Start of Block
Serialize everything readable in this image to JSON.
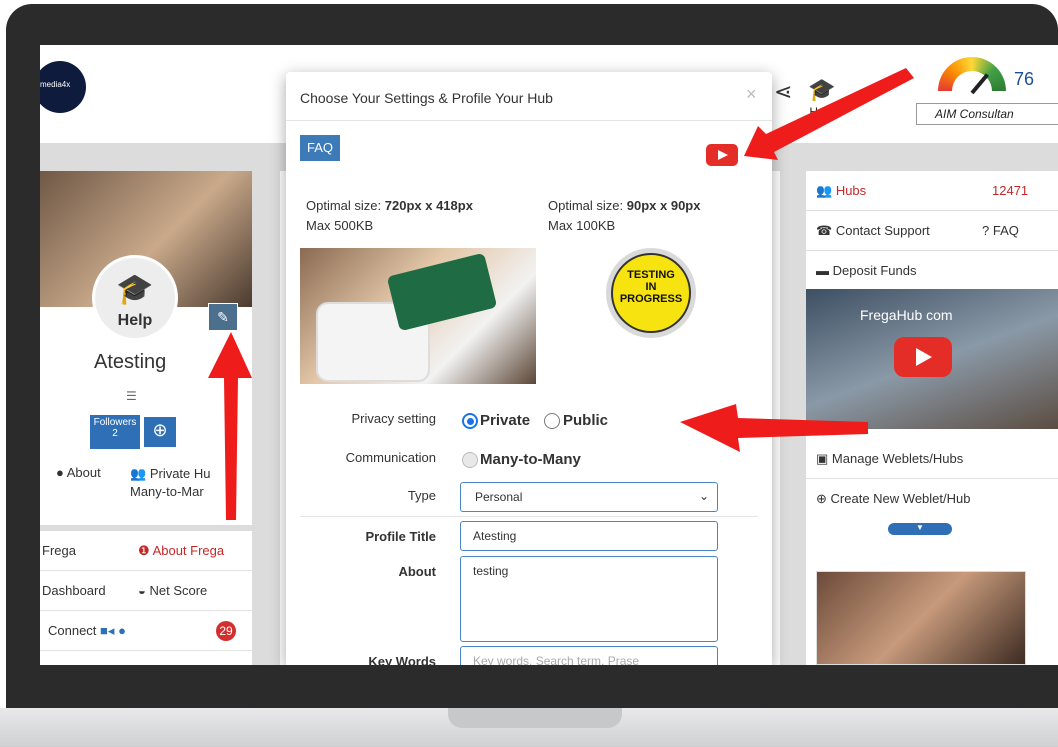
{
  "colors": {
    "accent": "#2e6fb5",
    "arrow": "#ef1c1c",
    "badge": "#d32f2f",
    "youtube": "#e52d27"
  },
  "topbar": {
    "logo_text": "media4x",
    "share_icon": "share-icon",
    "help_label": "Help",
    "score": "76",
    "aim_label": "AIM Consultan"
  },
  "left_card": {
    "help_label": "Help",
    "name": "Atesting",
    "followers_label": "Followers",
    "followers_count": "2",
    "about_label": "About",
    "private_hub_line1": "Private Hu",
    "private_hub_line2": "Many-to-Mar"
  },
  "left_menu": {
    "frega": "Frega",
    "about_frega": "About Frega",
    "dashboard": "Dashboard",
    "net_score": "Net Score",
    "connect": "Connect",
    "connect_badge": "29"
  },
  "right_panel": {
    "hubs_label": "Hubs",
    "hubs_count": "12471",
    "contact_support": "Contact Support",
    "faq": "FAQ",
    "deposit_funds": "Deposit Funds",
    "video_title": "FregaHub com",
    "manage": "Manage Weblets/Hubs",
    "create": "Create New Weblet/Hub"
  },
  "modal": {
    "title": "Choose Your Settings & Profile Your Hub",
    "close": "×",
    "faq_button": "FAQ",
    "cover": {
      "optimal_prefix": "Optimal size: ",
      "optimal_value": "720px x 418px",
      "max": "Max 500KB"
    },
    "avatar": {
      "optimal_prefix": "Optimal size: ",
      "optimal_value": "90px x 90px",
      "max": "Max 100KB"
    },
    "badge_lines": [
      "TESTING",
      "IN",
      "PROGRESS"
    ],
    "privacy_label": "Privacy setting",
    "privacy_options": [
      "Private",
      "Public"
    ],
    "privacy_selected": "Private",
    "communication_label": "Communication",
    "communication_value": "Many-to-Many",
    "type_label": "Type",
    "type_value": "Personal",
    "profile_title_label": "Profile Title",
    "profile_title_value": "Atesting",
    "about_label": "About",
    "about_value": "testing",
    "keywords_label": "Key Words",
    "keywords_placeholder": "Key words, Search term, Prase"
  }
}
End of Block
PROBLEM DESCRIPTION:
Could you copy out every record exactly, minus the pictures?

ANSWER SPACE:
Serialize everything readable in this image to JSON.
{
  "colors": {
    "accent": "#2e6fb5",
    "arrow": "#ef1c1c",
    "badge": "#d32f2f",
    "youtube": "#e52d27"
  },
  "topbar": {
    "logo_text": "media4x",
    "share_icon": "share-icon",
    "help_label": "Help",
    "score": "76",
    "aim_label": "AIM Consultan"
  },
  "left_card": {
    "help_label": "Help",
    "name": "Atesting",
    "followers_label": "Followers",
    "followers_count": "2",
    "about_label": "About",
    "private_hub_line1": "Private Hu",
    "private_hub_line2": "Many-to-Mar"
  },
  "left_menu": {
    "frega": "Frega",
    "about_frega": "About Frega",
    "dashboard": "Dashboard",
    "net_score": "Net Score",
    "connect": "Connect",
    "connect_badge": "29"
  },
  "right_panel": {
    "hubs_label": "Hubs",
    "hubs_count": "12471",
    "contact_support": "Contact Support",
    "faq": "FAQ",
    "deposit_funds": "Deposit Funds",
    "video_title": "FregaHub com",
    "manage": "Manage Weblets/Hubs",
    "create": "Create New Weblet/Hub"
  },
  "modal": {
    "title": "Choose Your Settings & Profile Your Hub",
    "close": "×",
    "faq_button": "FAQ",
    "cover": {
      "optimal_prefix": "Optimal size: ",
      "optimal_value": "720px x 418px",
      "max": "Max 500KB"
    },
    "avatar": {
      "optimal_prefix": "Optimal size: ",
      "optimal_value": "90px x 90px",
      "max": "Max 100KB"
    },
    "badge_lines": [
      "TESTING",
      "IN",
      "PROGRESS"
    ],
    "privacy_label": "Privacy setting",
    "privacy_options": [
      "Private",
      "Public"
    ],
    "privacy_selected": "Private",
    "communication_label": "Communication",
    "communication_value": "Many-to-Many",
    "type_label": "Type",
    "type_value": "Personal",
    "profile_title_label": "Profile Title",
    "profile_title_value": "Atesting",
    "about_label": "About",
    "about_value": "testing",
    "keywords_label": "Key Words",
    "keywords_placeholder": "Key words, Search term, Prase"
  }
}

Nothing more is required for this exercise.